Places of Power are locations where the energy is more potent and you can feel the tingle in the air. Some are naturally occuring like waterfalls, where the river meets the sea or volcanoes and some are man made like cemeteries, hospitals and crossroads. It’s where worlds collide.

As these places of power emit just that, power, you aren’t going to be the only thing in the room.

Which is why many traditions have rituals for when you enter or leave such places so you are more likely to get safe passage and not leave with added extras.

Basically not anger the spirits in residence.

Why visit a Place of Power?

Here, because the world of spirit and ours is much closer, communion with your spirits and guides will be much stronger.

You are more likely to see and hear messages that are sent your way, but that is if you appease the spirits first rather than rocking in with expectations.

Places of Power are also great for leaving appropriate offerings to deities and completing potent workings. Obviously I’d make sure you aren’t just randomly doing a love spell in a graveyard unless you have a particular death deity in mind.

Some will leave offerings in the place of power and take a piece of the place with them.
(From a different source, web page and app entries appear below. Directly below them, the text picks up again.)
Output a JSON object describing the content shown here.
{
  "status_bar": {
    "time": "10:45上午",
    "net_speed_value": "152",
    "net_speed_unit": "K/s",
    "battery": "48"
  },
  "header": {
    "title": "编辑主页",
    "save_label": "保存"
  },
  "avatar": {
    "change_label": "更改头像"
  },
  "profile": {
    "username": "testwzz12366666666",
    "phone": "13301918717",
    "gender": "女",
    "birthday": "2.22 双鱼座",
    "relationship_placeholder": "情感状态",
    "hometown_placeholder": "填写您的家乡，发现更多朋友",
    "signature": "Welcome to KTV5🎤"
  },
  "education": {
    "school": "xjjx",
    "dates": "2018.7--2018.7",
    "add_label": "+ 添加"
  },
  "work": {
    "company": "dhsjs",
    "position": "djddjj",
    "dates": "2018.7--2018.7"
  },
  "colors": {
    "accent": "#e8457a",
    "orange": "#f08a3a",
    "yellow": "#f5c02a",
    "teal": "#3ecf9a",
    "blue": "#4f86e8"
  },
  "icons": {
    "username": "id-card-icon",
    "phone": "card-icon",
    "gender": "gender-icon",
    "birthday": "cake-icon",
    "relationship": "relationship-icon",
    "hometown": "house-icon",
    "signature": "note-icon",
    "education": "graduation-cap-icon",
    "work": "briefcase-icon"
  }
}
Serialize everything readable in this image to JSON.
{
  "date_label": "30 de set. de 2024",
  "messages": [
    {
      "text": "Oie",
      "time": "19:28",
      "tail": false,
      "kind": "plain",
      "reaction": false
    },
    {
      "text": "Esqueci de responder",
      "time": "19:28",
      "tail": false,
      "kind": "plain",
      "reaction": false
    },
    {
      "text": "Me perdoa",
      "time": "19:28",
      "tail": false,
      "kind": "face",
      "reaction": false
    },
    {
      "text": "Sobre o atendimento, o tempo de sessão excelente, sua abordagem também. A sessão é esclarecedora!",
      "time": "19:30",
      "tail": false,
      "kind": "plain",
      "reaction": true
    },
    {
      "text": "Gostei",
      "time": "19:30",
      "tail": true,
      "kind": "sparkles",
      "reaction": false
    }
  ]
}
Many take graveyard dirt, sand or something natural that will hold the vibration of that place. This is then added to a working at a later date for an added bit of zest.

What to do?

If you stumble into a place of power and you don’t work within any particular magickal/spiritual system, then simply be  respectful. You are in someone’s home and are surrounded.

Do not walk across graves, do not spit, watch your language and be aware of what you are saying. If you begin to feel uncomfortable and make a random joke about ‘maybe a spirit will follow me home’, that is beautiful opening for exactly that to happen. 

Please do not think the spirits here are trapped – far from it. It’s like a dive Bar or a Spa for us, they want to be there as it feels amazing. Any thing you do to disrespect or threaten their home, their source of energy, will not be taken lightly.

Above all, do not take anything if you haven’t given something of equal value in return.